As promised, here is a passage from Hayek’s Road to Serfdom (pp. 34-35) elucidating the meaning of “planning.” It is only by ignoring or misconstruing Hayek’s discussion of the different significations that the word “planning” can have that central banking can be confused with central planning.
‘Planning’ owes its popularity largely to the fact that everybody desires, of course, that we should handle our common problems as rationally as possible and that, in so doing, we should use as much foresight as we can command. In this sense everybody who is not a complete fatalist is a planner, every political act is (or ought to be) an act of planning, and there can be differences only between good and bad, between wise and foresighted and foolish and shortsighted planning. An economist, whose whole task is the study of how men actually do and how they might plan their affairs, is the last person who could object to planning in the general sense. But it is not in this sense that our enthusiasts for a planned society now employ this term, nor merely in this sense that we must plan if we want the distribution of income or wealth to conform to some particular standard. According to the modrn planners, and for their purpsoses, it is not sufficient to design the most rational permanent framework within which to the various activities would be conducted by differeent persons according to their individual plans. This liberal plan, according to them, is no plan — and it is indeed, not a plan designed to satisfy particular views about who should have what. What our planners demand is a central direction of all economic activity according to a single plan [my emphasis], laying down how the resources of society should be ‘consciously directed’ to serve particular ends in a definite way [my emphasis].

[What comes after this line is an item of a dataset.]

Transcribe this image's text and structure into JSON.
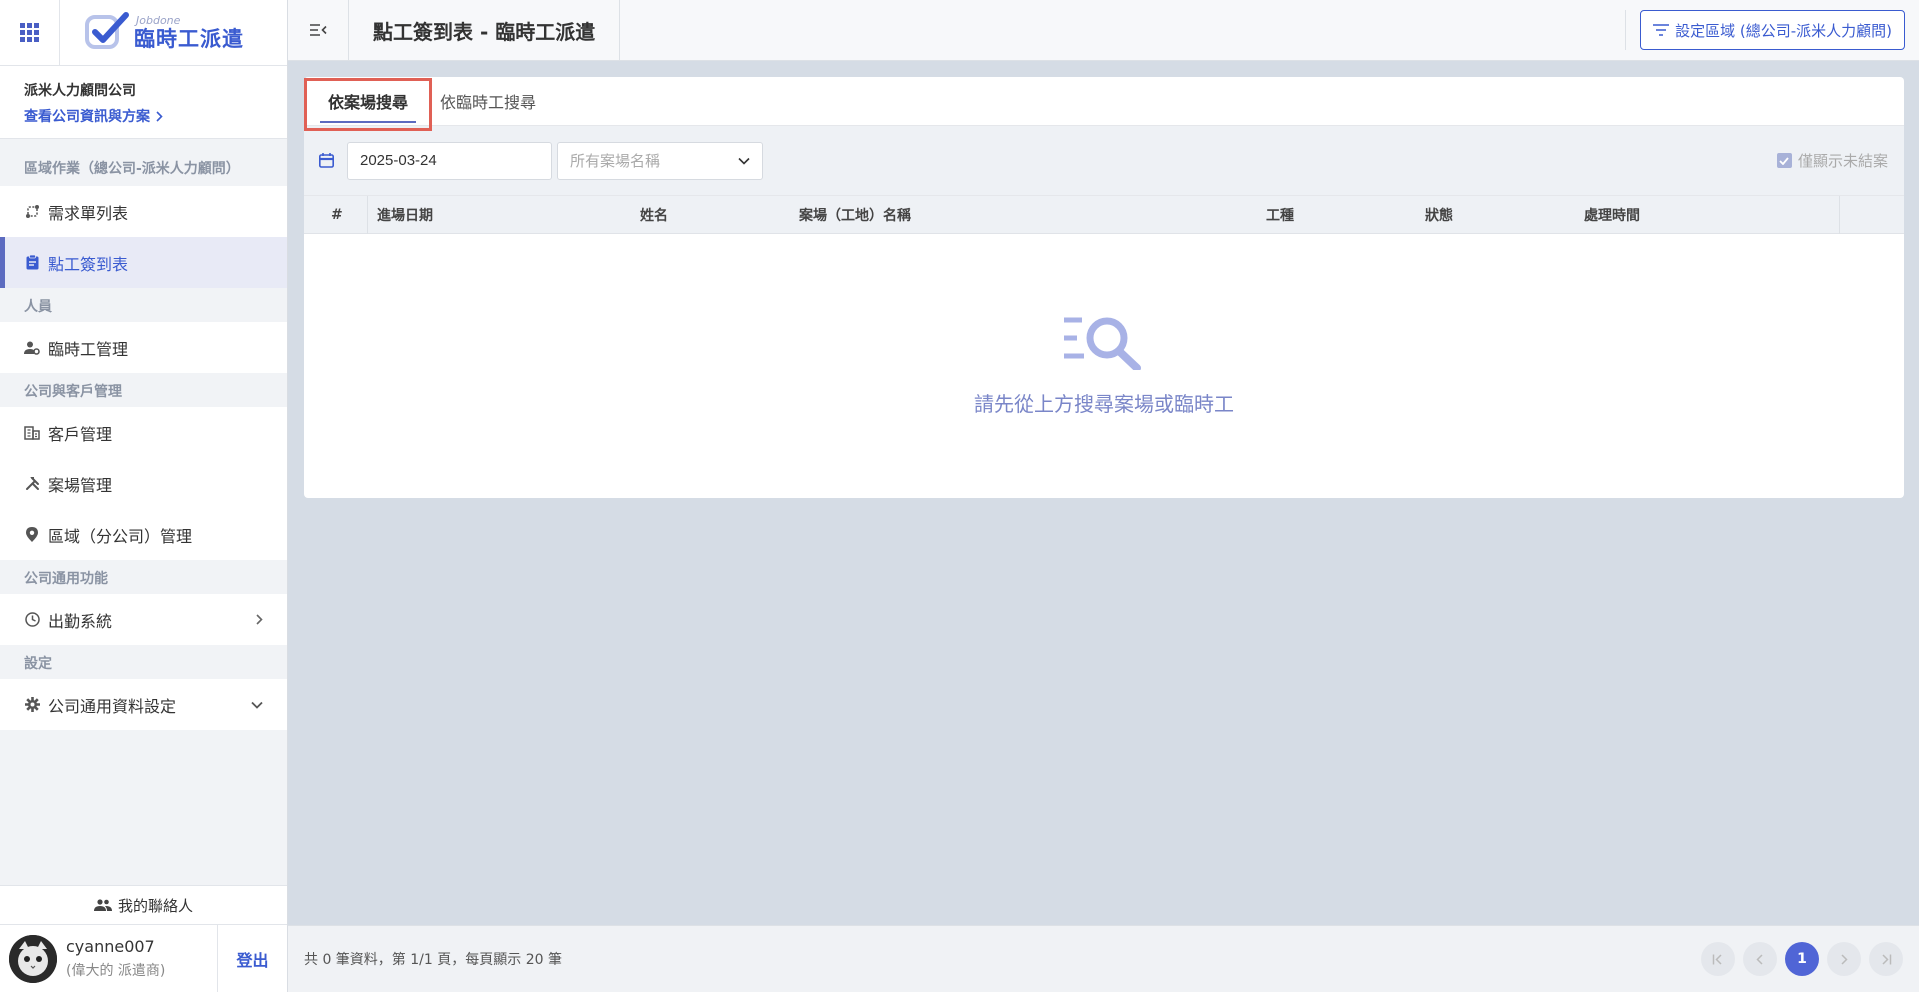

The dispute between the modern planners and their opponents is, therefore, not a dispute on whether we ought to choose intelligently between the various possible organizations of society; it is not a dispute on whether we ought to employ foresight and systematic thinking in planning our common affairs. It is a dispute about what is the best way of so doing. The question is whether for this purpose it is better that the holder of coercive power should confine himself in general to creating conditions under which the knowledge and initiative of individuals are given the best scope so that they [Hayek’s emphasis] can plan most successfully; or whether a rational utilization of our resources requires central [Hayek’s emphasis] direction and organization of all our activities according some consciously constructed ‘blueprint‘ [my emphasis]. The socialists of all parties have appropriated the term ‘planning’ for planning of the latter type, and it is now generally accepted in this sense. But though this is meant to suggest that this is the onlyrational way of handling our affairs, it does not, of course, prove this. It remains the point on which the planners and the liberals disagree.